to the assault, and he resided approximately 5.7 miles from
Ms. Powell's residence where the assault took place.
(Id. ¶ 17).
to that warrant, on June 29, 2017, Plaintiff was arrested and
held on $40, 054 bond in the Franklin County Corrections
Center until he secured bail through a bondsman.
(Id. ¶¶ 30-31). The next day, Plaintiff
was arraigned and entered a plea of not guilty. (Id.
¶ 35). Plaintiff alleges that although the City's
discovery revealed no evidence that he was the person Ms.
Powell had identified as her assailant, the Columbus City
Attorney's Office refused to dismiss the case until the
morning of trial on September 13, 2017. (Id.
¶¶ 36-46). The reason for dismissal was listed as
“wrong defendant.” (Dismissal Entry, ECF No.
alleges that “CPD and/or the City of Columbus had a
pervasive, longstanding custom or practice that had the force
of law, which authorized its officers, and specifically
Officers Stephen and Pinkerman, to file charges against[, ]
cause the arrest of and pursue prosecution of, individuals
for whom the officers had no probable cause to charge,
arrest, or prosecute.” (Compl., ¶ 27). In the
alternative, Plaintiff alleges that “CPD and/or the
City of Columbus fail[ed] to properly train its officers,
thereby permitting them to charge, arrest and prosecute
individuals without probable cause.” (Id.
18, 2018, Plaintiff filed a Complaint against Officer
Stephens, Officer Pinkerman, CPD, and the City of Columbus,
alleging false arrest (Count I), malicious prosecution (Count
II), and a Monell claim (Count IV),  in violation of
42 U.S.C. § 1983, and negligent and/or intentional
infliction of emotional distress (Count III), in violation of
Ohio law. (ECF No. 1). In addition to monetary damages,
Plaintiff requests that the Court declare “that the
training programs in place within CPD and the City of
Columbus are inadequate to advise officers of the demands of
the Fourth Amendment, ” and grant “a continuing
injunction mandating the CPD and the City of Columbus to
provide a court-monitored officer training program outlining
the citizens' Fourth Amendment right to be free of
malicious prosecution and Fourth Amendment right to be free
of false arrest, to be implemented immediately and continued
for a period of five years thereafter.” (Id.
at p. 20). Defendants filed a joint Answer on January 18,
2019. (ECF No. 9).
April 4, 2019, Defendants filed a partial Motion for Judgment
on the Pleadings (ECF No. 13). CPD requests judgment on all
claims and Defendants Stephens and Pinkerman request judgment
on Plaintiff's negligent infliction of emotional distress
claim.
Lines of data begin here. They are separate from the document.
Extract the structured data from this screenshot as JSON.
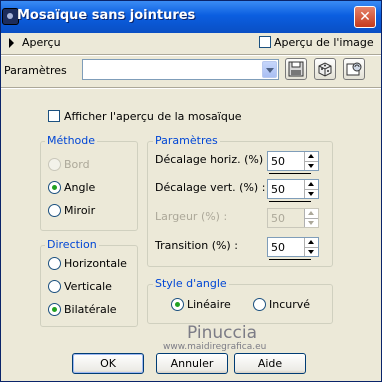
{
  "window": {
    "title": "Mosaïque sans jointures"
  },
  "preview_bar": {
    "label": "Aperçu",
    "checkbox_label": "Aperçu de l'image"
  },
  "params_row": {
    "label": "Paramètres",
    "value": ""
  },
  "mosaic_preview": {
    "label": "Afficher l'aperçu de la mosaïque"
  },
  "methode": {
    "legend": "Méthode",
    "options": [
      "Bord",
      "Angle",
      "Miroir"
    ],
    "selected": "Angle",
    "disabled": [
      "Bord"
    ]
  },
  "direction": {
    "legend": "Direction",
    "options": [
      "Horizontale",
      "Verticale",
      "Bilatérale"
    ],
    "selected": "Bilatérale"
  },
  "parametres": {
    "legend": "Paramètres",
    "fields": [
      {
        "label": "Décalage horiz. (%) :",
        "value": "50",
        "enabled": true
      },
      {
        "label": "Décalage vert. (%) :",
        "value": "50",
        "enabled": true
      },
      {
        "label": "Largeur (%) :",
        "value": "50",
        "enabled": false
      },
      {
        "label": "Transition (%) :",
        "value": "50",
        "enabled": true
      }
    ]
  },
  "style_angle": {
    "legend": "Style d'angle",
    "options": [
      "Linéaire",
      "Incurvé"
    ],
    "selected": "Linéaire"
  },
  "buttons": {
    "ok": "OK",
    "cancel": "Annuler",
    "help": "Aide"
  },
  "watermark": {
    "name": "Pinuccia",
    "url": "www.maidiregrafica.eu"
  },
  "colors": {
    "titlebar": "#0b5ee0",
    "dialog_bg": "#ece9d8",
    "legend_text": "#0046d5",
    "radio_dot": "#21a121",
    "close_button": "#c53a1c"
  },
  "icons": [
    "app-icon",
    "close-icon",
    "expand-arrow-icon",
    "dropdown-arrow-icon",
    "save-preset-icon",
    "reset-preset-icon",
    "manage-presets-icon"
  ]
}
Defendants also argue that Plaintiff lacks standing to
seek the injunctive relief he requests. On May 8, 2019,
Plaintiff filed his Memorandum Contra. (ECF No. 16).
Defendants filed their Reply on May 13. (ECF No. 17).
Defendants' Motion is now ripe for review.
STANDARD OF REVIEW
motion for judgment on the pleadings pursuant to Federal Rule
of Civil Procedure 12(c) is analyzed in the same manner as a
motion to dismiss under Rule 12(b)(6). Tucker v.
Middleburg-Legacy Place, LLC, 539 F.3d 545, 549 (6th
Cir. 2008). All allegations in the plaintiff's complaint
are construed in the light most favorable to him, with all
allegations accepted as true and all reasonable inferences
drawn in the plaintiff's favor. Bullington v. Bedford
Cty., 905 F.3d 467, 469 (6th Cir. 2018). “To
overcome a defendant's motion, ‘a complaint must
contain sufficient factual matter, accepted as true, to state
a claim to relief that is plausible on its face.'”
Bullington, 905 F.3d at 469 (quoting Ashcroft v.
Iqbal, 556 U.S. 662, 678 (2009)). The motion should be
granted when there is no material issue of fact and the
moving party is entitled to judgment as a matter of law.
Tucker, 539 F.3d at 549.
Columbus Division of Police
argues that it is entitled to judgment on all counts because
police departments are not sui juris. Plaintiff
responds that the pleadings do not establish whether CPD is
sui juris or not. Rather, Plaintiff contends that at
this point in the proceedings, a question exists as to
whether CPD is a sub-unit of the City of Columbus or whether
it is a ...